The newness and vagueness of the field of study gives me and my fellow music tech educators wide latitude to define our subject matter. I see my job as providing an introduction to pop production and songwriting. The tools we use for the job at Montclair are mostly GarageBand and Logic, but I don’t spend a lot of time on the mechanics of the software itself. Instead, I teach music: How do you express yourself creatively using sample libraries, or MIDI, or field recordings, or pre-existing songs? What kinds of rhythms, harmonies, timbres and structures make sense aesthetically when you’re assembling these materials in the DAW? Where do you get ideas? How do you listen to recorded music analytically? Why does Thriller sound so much better than any other album recorded in the eighties? We cover technical concepts as they arise in the natural course of producing and listening. My hope is that they’ll be more relevant and memorable that way. Continue reading

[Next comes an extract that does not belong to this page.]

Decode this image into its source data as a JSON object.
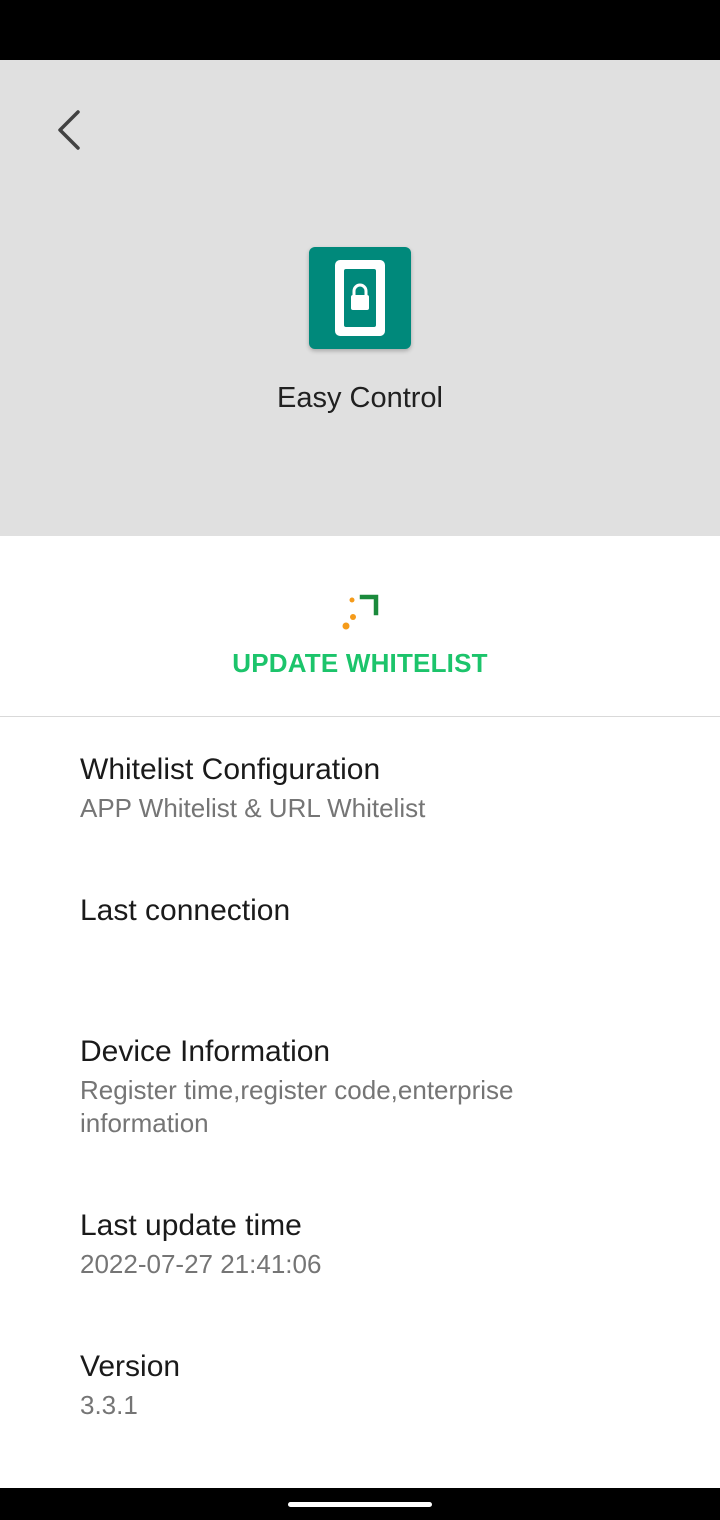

I’ve said it before and will say it again: Björk is the best thing to happen to contemporary music theory education. No matter what weird scale you’re trying to teach, she’s used it in a catchy, memorable tune. “Possibly Maybe” uses two weird scales: Lydian mode, in the verses, and melodic minor scale, in the chorus.
The I-IV-V chord progression is one of the cornerstones of Western music, uniting everything from Mozart to Missy Elliott. Bob Marley’s “Stir It Up” is as clear and concise an introduction to I-IV-V as you could ask for.
The song uses three chords: A, D, and E. They’re shown in the diagram below as turquoise, blue, and pink lines respectively.
Björk did the music theory world a huge favor by writing a pop hit entirely in Locrian mode, since it’s really hard to find a good real-world example of it otherwise.
You don’t see too many melodies written entirely, or even partially, in Locrian mode. It’s not a friendly scale. That mostly has to do with its fifth degree. In a typical Western scale, the fifth note is seven semitones above the root (or five semitones below, same thing.) In the key of C, that note is G. Almost all scales starting on C will have a G in them somewhere. But not Locrian. It has the note on either side of G, but not G itself.
This is confusing to the Western listener. So confusing, in fact, that it’s hard to even hear C Locrian as having a C root at all. Depending on the phrasing, it quickly starts feeling like D-flat major, or A-flat Mixolydian, or B-flat natural minor, all of which are way more stable.